The participants of the 13th Doha Conference on Interfaith Dialogue discussed at its third session held yesterday the human rights issues between heavenly laws and international covenants, warning of the current challenges to the promotion of those rights in the world.
The participants discussed the religious perspective of human rights in times of peace and conflict, the position of heavenly laws and international laws on the siege of states, the protection of civilians from the dangers of military operations and the religious and legal position towards victims of wars and conflicts.
The participants presented successful experiences from Argentina, Portugal, Nepal, and Croatia to integrate religious values into human rights laws, including constitutional legislation derived from the laws of religions.
They noted the responsibility of international law to protect vulnerable religious groups and minorities, to combat religious terrorism and ethnic cleansing in addition to combat discrimination on a religious basis.
Morocco’s Minister of State for Human Rights Mustapha Ramid underlined the approach of human rights in Islam and its relationship to international legitimacy.
He said the prophetic experience in dialogue with the other and the different treaties with him, like the Treaty of Hudaybiyyah, and Hilf Al Fudul, make the alliances, covenants, and agreements that support the oppressed are required in Islam regardless of its parties, contexts and the circumstances of their conclusion.

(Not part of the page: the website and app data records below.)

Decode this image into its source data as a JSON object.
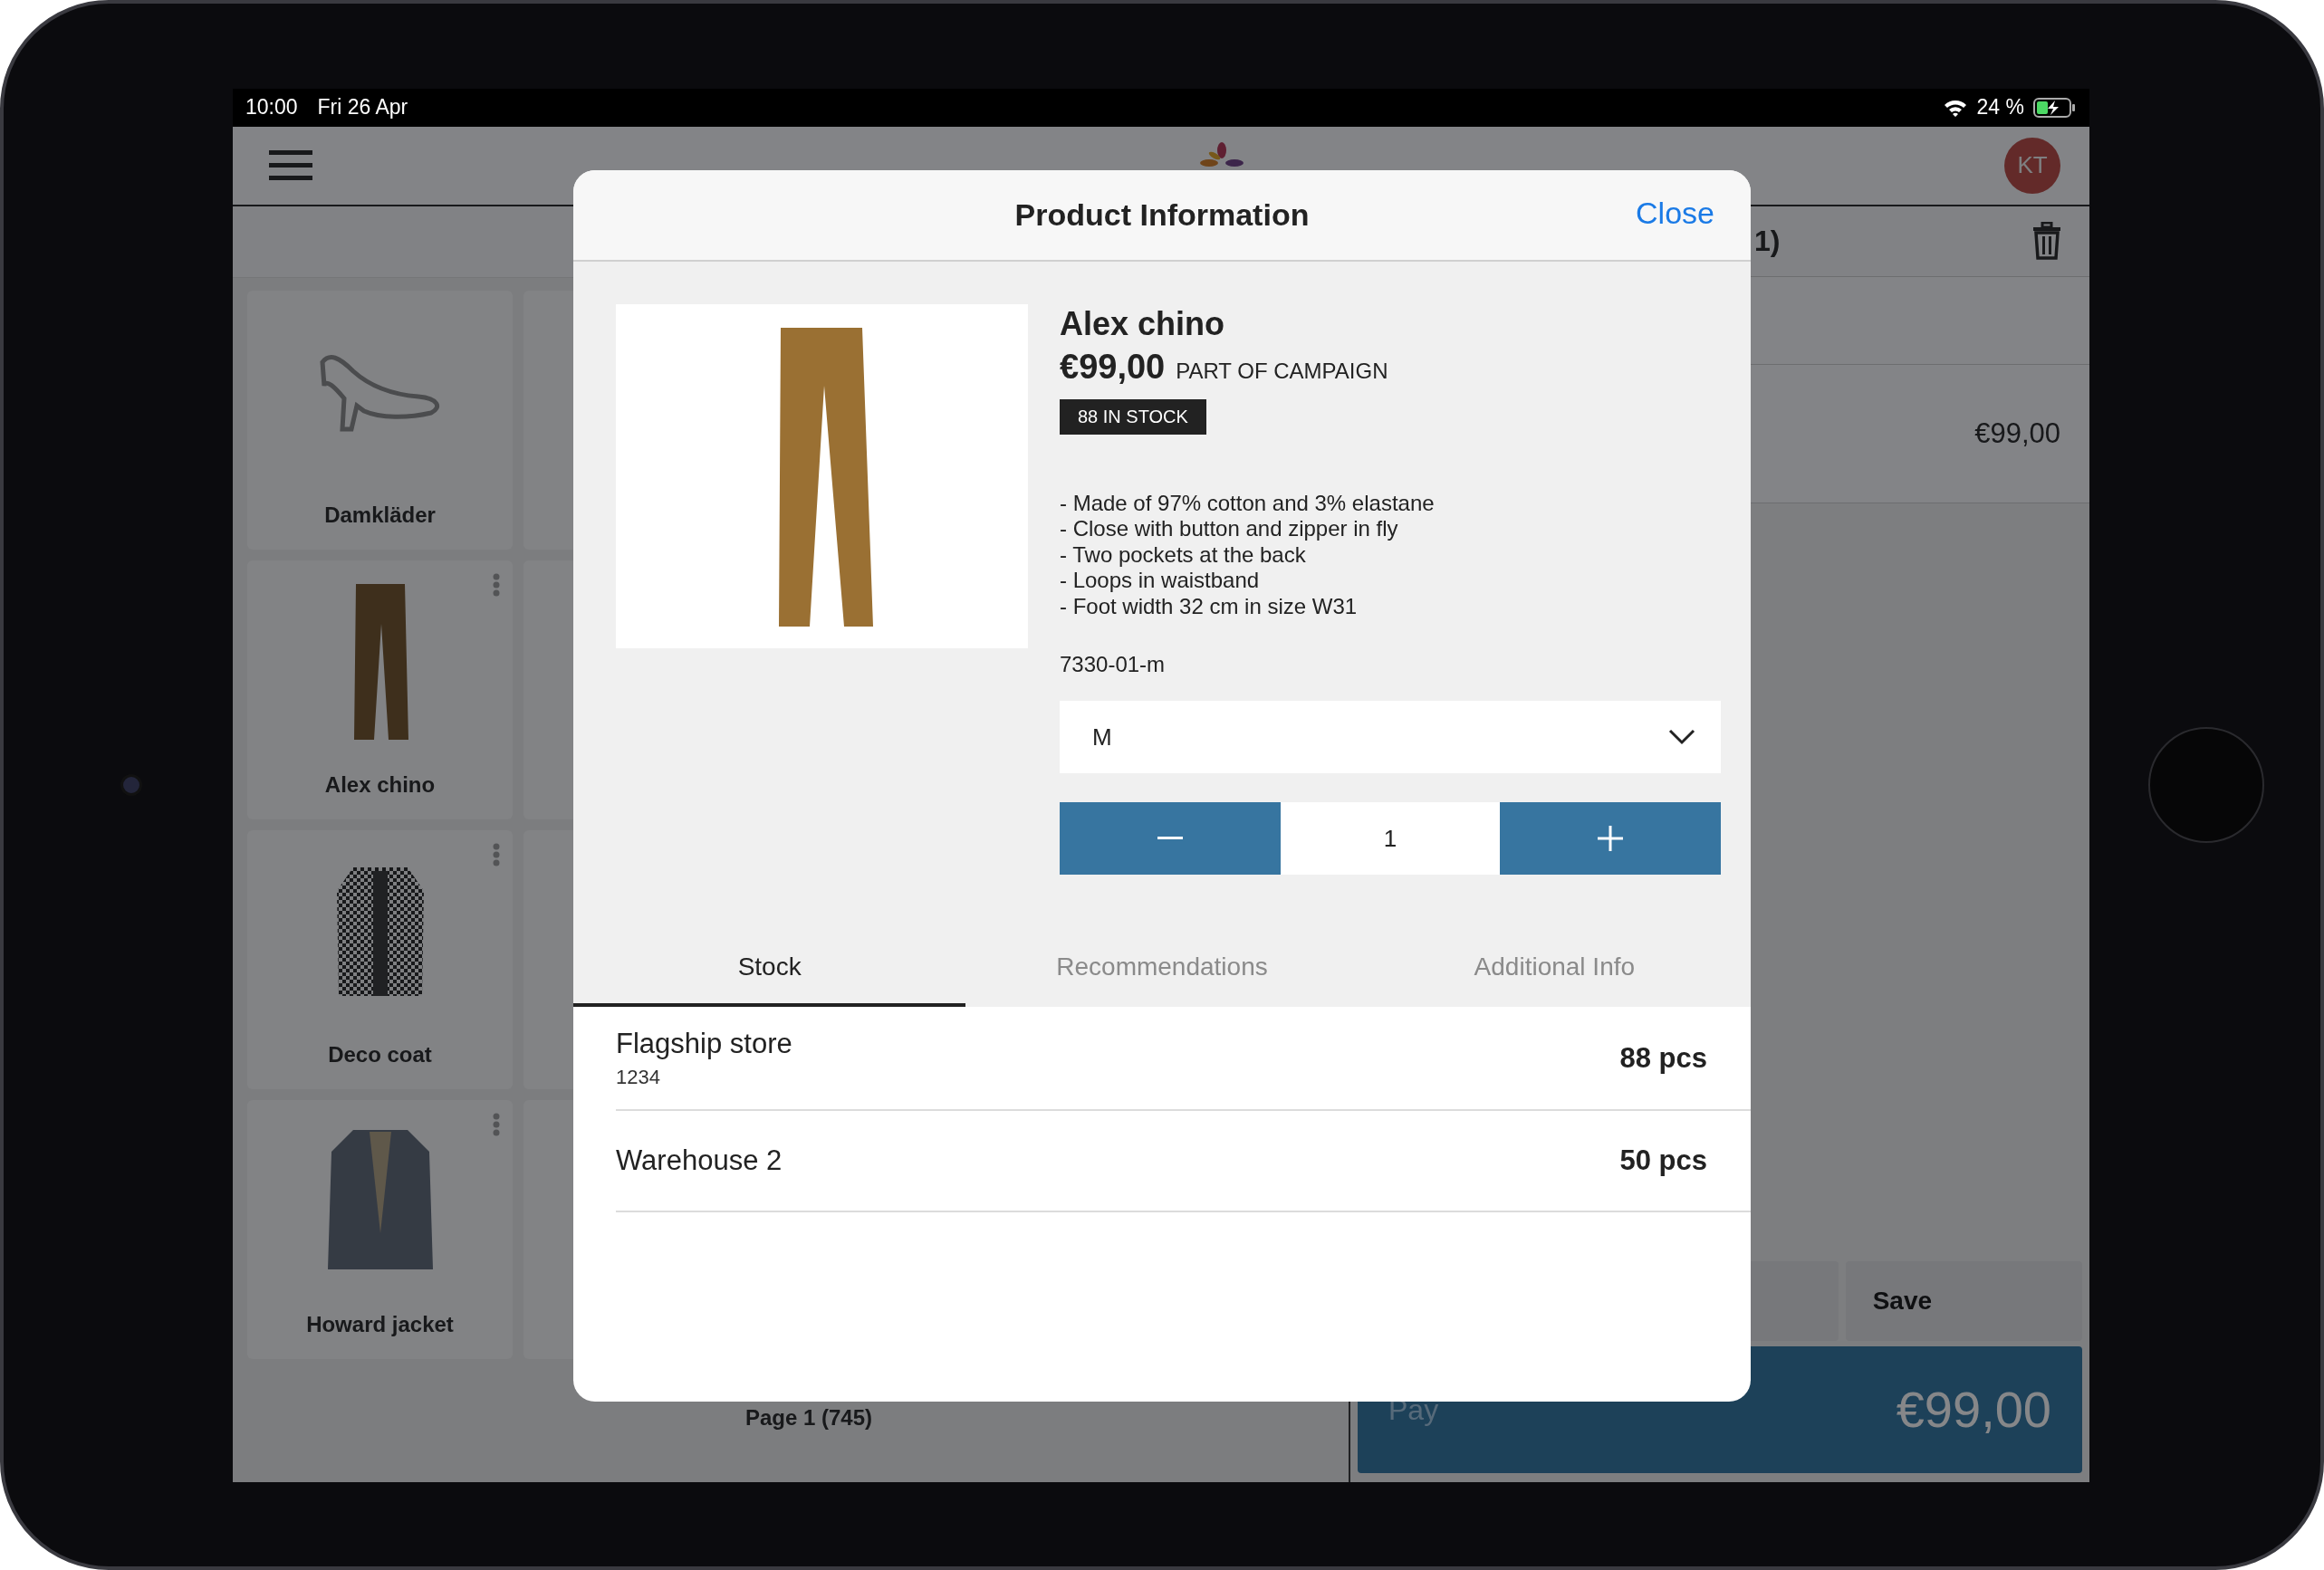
{
  "status_bar": {
    "time": "10:00",
    "date": "Fri 26 Apr",
    "battery": "24 %"
  },
  "header": {
    "avatar": "KT"
  },
  "tiles": [
    {
      "kind": "category",
      "label": "Damkläder"
    },
    {
      "kind": "product",
      "label": "Alex chino"
    },
    {
      "kind": "product",
      "label": "Deco coat"
    },
    {
      "kind": "product",
      "label": "Howard jacket"
    }
  ],
  "pager": "Page 1 (745)",
  "cart": {
    "title": "1)",
    "items": [
      {
        "price": "€99,00"
      }
    ],
    "buttons": [
      "Save"
    ],
    "pay": {
      "label": "Pay",
      "total": "€99,00"
    }
  },
  "modal": {
    "title": "Product Information",
    "close": "Close",
    "product": {
      "name": "Alex chino",
      "price": "€99,00",
      "campaign": "PART OF CAMPAIGN",
      "stock_badge": "88 IN STOCK",
      "description": [
        "- Made of 97% cotton and 3% elastane",
        "- Close with button and zipper in fly",
        "- Two pockets at the back",
        "- Loops in waistband",
        "- Foot width 32 cm in size W31"
      ],
      "sku": "7330-01-m"
    },
    "size": {
      "value": "M"
    },
    "quantity": {
      "value": "1"
    },
    "tabs": [
      {
        "label": "Stock",
        "selected": true
      },
      {
        "label": "Recommendations",
        "selected": false
      },
      {
        "label": "Additional Info",
        "selected": false
      }
    ],
    "stock": [
      {
        "location": "Flagship store",
        "code": "1234",
        "quantity": "88 pcs"
      },
      {
        "location": "Warehouse 2",
        "quantity": "50 pcs"
      }
    ]
  }
}
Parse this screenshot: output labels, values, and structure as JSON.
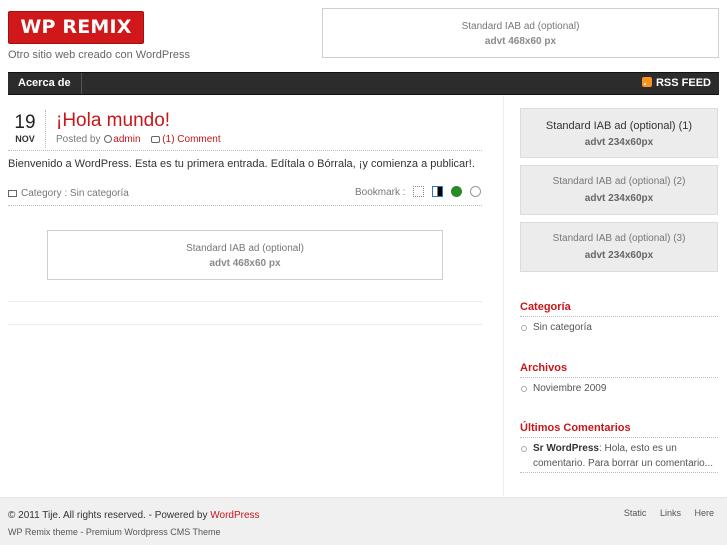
{
  "header": {
    "logo_text": "WP REMIX",
    "tagline": "Otro sitio web creado con WordPress",
    "ad_line1": "Standard IAB ad (optional)",
    "ad_line2": "advt 468x60 px"
  },
  "nav": {
    "items": [
      {
        "label": "Acerca de"
      }
    ],
    "rss_label": "RSS FEED"
  },
  "post": {
    "day": "19",
    "month": "NOV",
    "title": "¡Hola mundo!",
    "posted_by_label": "Posted by",
    "author": "admin",
    "comments": "(1) Comment",
    "body": "Bienvenido a WordPress. Esta es tu primera entrada. Edítala o Bórrala, ¡y comienza a publicar!.",
    "category_label": "Category :",
    "category": "Sin categoría",
    "bookmark_label": "Bookmark :"
  },
  "content_ad": {
    "line1": "Standard IAB ad (optional)",
    "line2": "advt 468x60 px"
  },
  "sidebar": {
    "ads": [
      {
        "line1": "Standard IAB ad (optional)  (1)",
        "line2": "advt 234x60px"
      },
      {
        "line1": "Standard IAB ad (optional) (2)",
        "line2": "advt 234x60px"
      },
      {
        "line1": "Standard IAB ad (optional) (3)",
        "line2": "advt 234x60px"
      }
    ],
    "categories_title": "Categoría",
    "categories": [
      "Sin categoría"
    ],
    "archives_title": "Archivos",
    "archives": [
      "Noviembre 2009"
    ],
    "comments_title": "Últimos Comentarios",
    "recent_comment_author": "Sr WordPress",
    "recent_comment_text": ": Hola, esto es un comentario. Para borrar un comentario..."
  },
  "footer": {
    "copyright_prefix": "© 2011 Tije. All rights reserved. - Powered by",
    "powered_by_link": "WordPress",
    "theme": "WP Remix theme - Premium Wordpress CMS Theme",
    "links": [
      "Static",
      "Links",
      "Here"
    ]
  },
  "colors": {
    "brand_red": "#c8161a",
    "nav_bg": "#2c2c2c",
    "rss_orange": "#f7931e"
  }
}
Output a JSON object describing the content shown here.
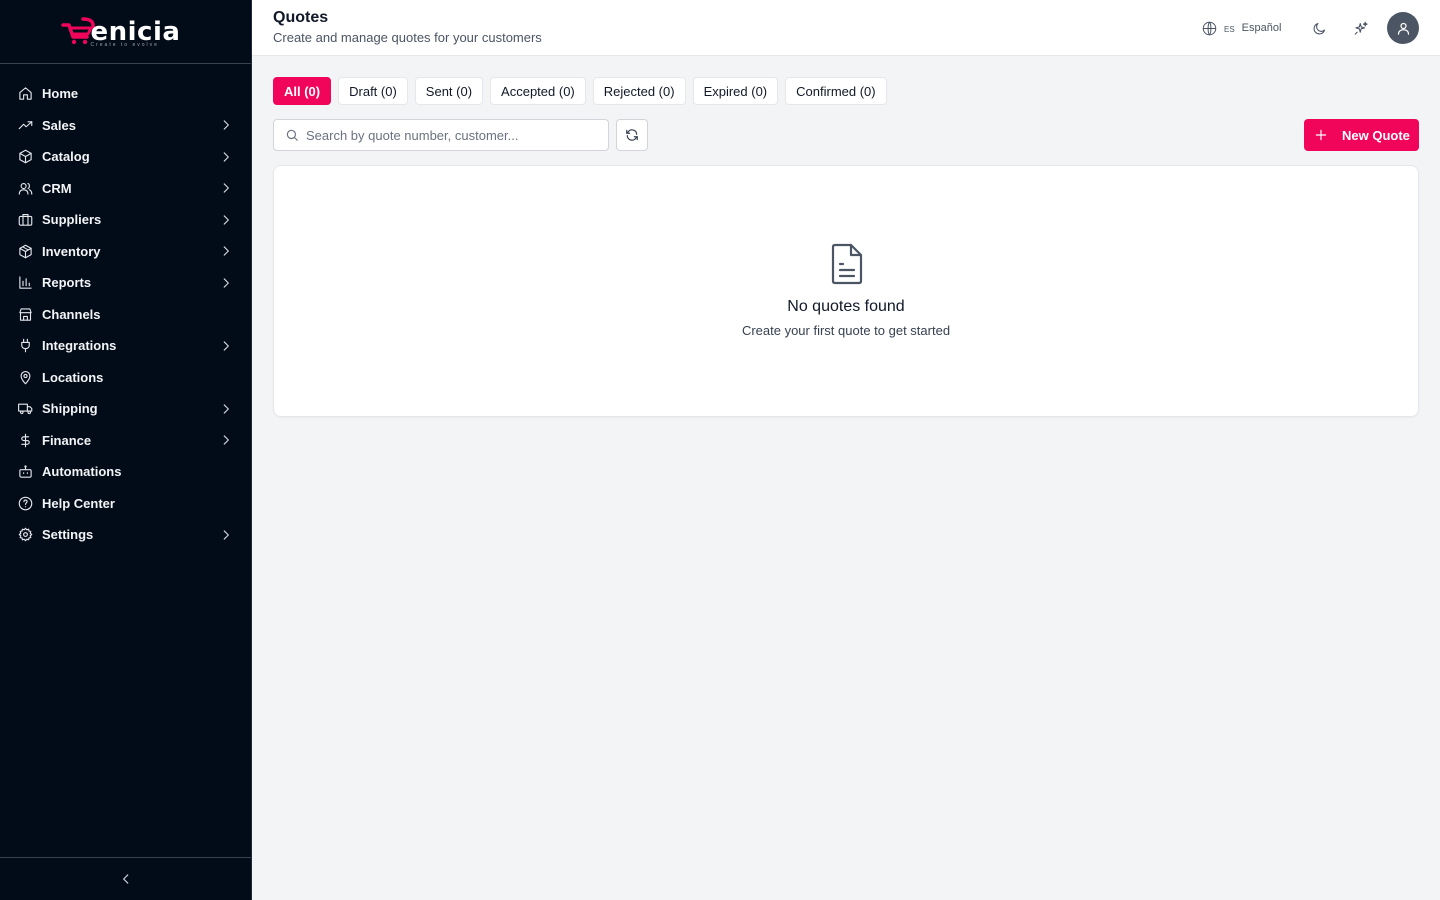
{
  "brand": {
    "name": "enicia",
    "tagline": "Create to evolve",
    "accent_color": "#f0055b"
  },
  "sidebar": {
    "items": [
      {
        "label": "Home",
        "icon": "home-icon",
        "has_children": false
      },
      {
        "label": "Sales",
        "icon": "trending-up-icon",
        "has_children": true
      },
      {
        "label": "Catalog",
        "icon": "box-icon",
        "has_children": true
      },
      {
        "label": "CRM",
        "icon": "users-icon",
        "has_children": true
      },
      {
        "label": "Suppliers",
        "icon": "briefcase-icon",
        "has_children": true
      },
      {
        "label": "Inventory",
        "icon": "package-icon",
        "has_children": true
      },
      {
        "label": "Reports",
        "icon": "bar-chart-icon",
        "has_children": true
      },
      {
        "label": "Channels",
        "icon": "store-icon",
        "has_children": false
      },
      {
        "label": "Integrations",
        "icon": "plug-icon",
        "has_children": true
      },
      {
        "label": "Locations",
        "icon": "map-pin-icon",
        "has_children": false
      },
      {
        "label": "Shipping",
        "icon": "truck-icon",
        "has_children": true
      },
      {
        "label": "Finance",
        "icon": "dollar-icon",
        "has_children": true
      },
      {
        "label": "Automations",
        "icon": "bot-icon",
        "has_children": false
      },
      {
        "label": "Help Center",
        "icon": "help-circle-icon",
        "has_children": false
      },
      {
        "label": "Settings",
        "icon": "gear-icon",
        "has_children": true
      }
    ],
    "collapse_icon": "chevron-left-icon"
  },
  "header": {
    "title": "Quotes",
    "subtitle": "Create and manage quotes for your customers",
    "language_code": "ES",
    "language_name": "Español"
  },
  "tabs": [
    {
      "label": "All (0)",
      "active": true
    },
    {
      "label": "Draft (0)",
      "active": false
    },
    {
      "label": "Sent (0)",
      "active": false
    },
    {
      "label": "Accepted (0)",
      "active": false
    },
    {
      "label": "Rejected (0)",
      "active": false
    },
    {
      "label": "Expired (0)",
      "active": false
    },
    {
      "label": "Confirmed (0)",
      "active": false
    }
  ],
  "search": {
    "placeholder": "Search by quote number, customer...",
    "value": ""
  },
  "actions": {
    "new_quote_label": "New Quote"
  },
  "empty_state": {
    "title": "No quotes found",
    "subtitle": "Create your first quote to get started",
    "icon": "file-text-icon"
  }
}
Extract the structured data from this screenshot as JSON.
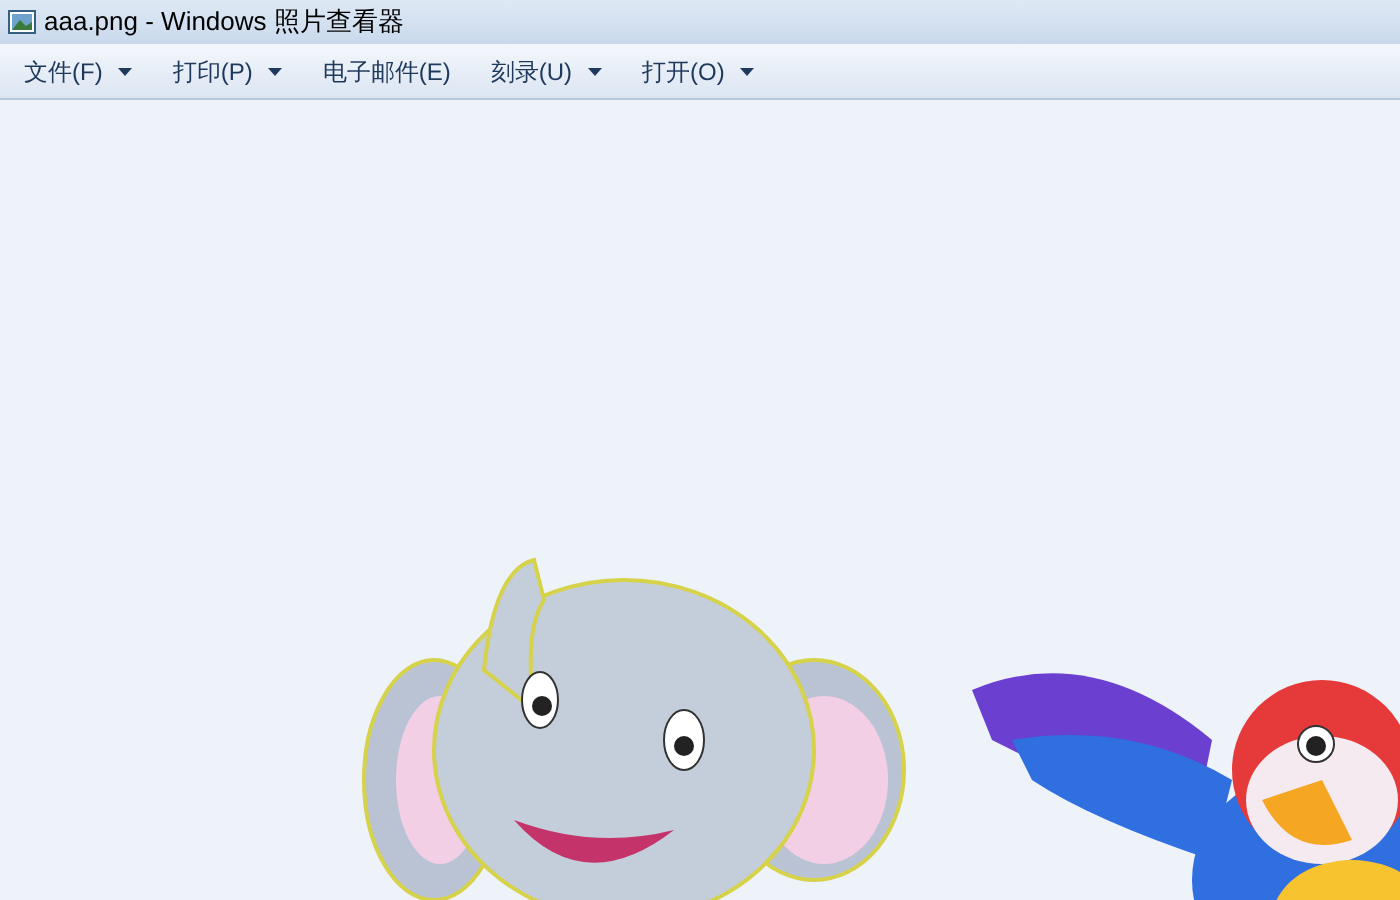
{
  "window": {
    "title": "aaa.png - Windows 照片查看器"
  },
  "menu": [
    {
      "label": "文件(F)",
      "dropdown": true
    },
    {
      "label": "打印(P)",
      "dropdown": true
    },
    {
      "label": "电子邮件(E)",
      "dropdown": false
    },
    {
      "label": "刻录(U)",
      "dropdown": true
    },
    {
      "label": "打开(O)",
      "dropdown": true
    }
  ]
}
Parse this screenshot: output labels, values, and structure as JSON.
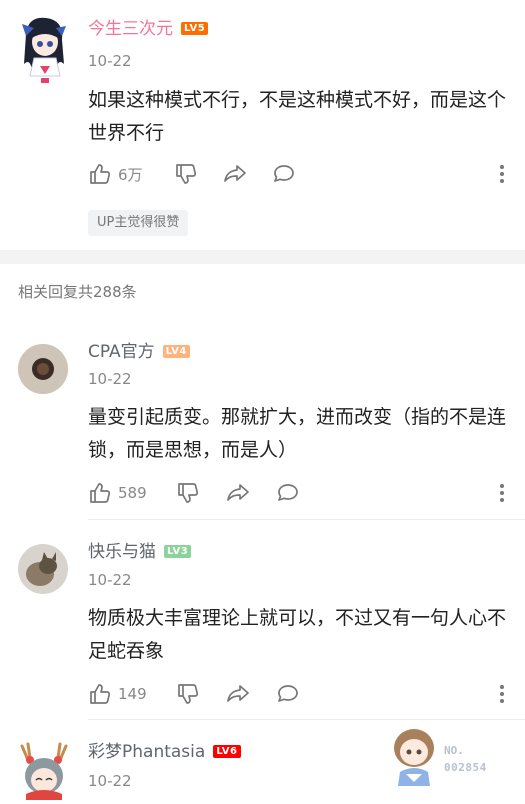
{
  "colors": {
    "vip_name": "#fb7299",
    "normal_name": "#61666d",
    "lv3": "#8bd29b",
    "lv4": "#ffb37c",
    "lv5": "#ff6c00",
    "lv6": "#ff0000"
  },
  "main_comment": {
    "username": "今生三次元",
    "level": "LV5",
    "date": "10-22",
    "text": "如果这种模式不行，不是这种模式不好，而是这个世界不行",
    "likes": "6万",
    "up_badge": "UP主觉得很赞"
  },
  "section_title": "相关回复共288条",
  "replies": [
    {
      "username": "CPA官方",
      "level": "LV4",
      "date": "10-22",
      "text": "量变引起质变。那就扩大，进而改变（指的不是连锁，而是思想，而是人）",
      "likes": "589"
    },
    {
      "username": "快乐与猫",
      "level": "LV3",
      "date": "10-22",
      "text": "物质极大丰富理论上就可以，不过又有一句人心不足蛇吞象",
      "likes": "149"
    },
    {
      "username": "彩梦Phantasia",
      "level": "LV6",
      "date": "10-22"
    }
  ],
  "sticker": {
    "no_label": "NO.",
    "number": "002854"
  },
  "icons": [
    "thumb-up-icon",
    "thumb-down-icon",
    "share-icon",
    "comment-icon",
    "more-icon"
  ]
}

In his speech on behalf of the Moroccan minister, Abdel Wahid al-Atheer, chief of staff at the ministry of state in charge of human rights, referred to convergence between some formulations in the international legitimacy of human rights and Qur’anic verses, especially with regard to the preference of God to human being by knowledge as well as their emphasis on the central principles of freedom, justice and equality.
He pointed out that this basic ethical consensus between Islam and the international legitimacy of human rights does not mean full compatibility in detail, but there are some limited differences that require scrutiny and reservation.
The minister also pointed out that the global balance of power remains a key determinant in adapting the positions of international human rights legislation.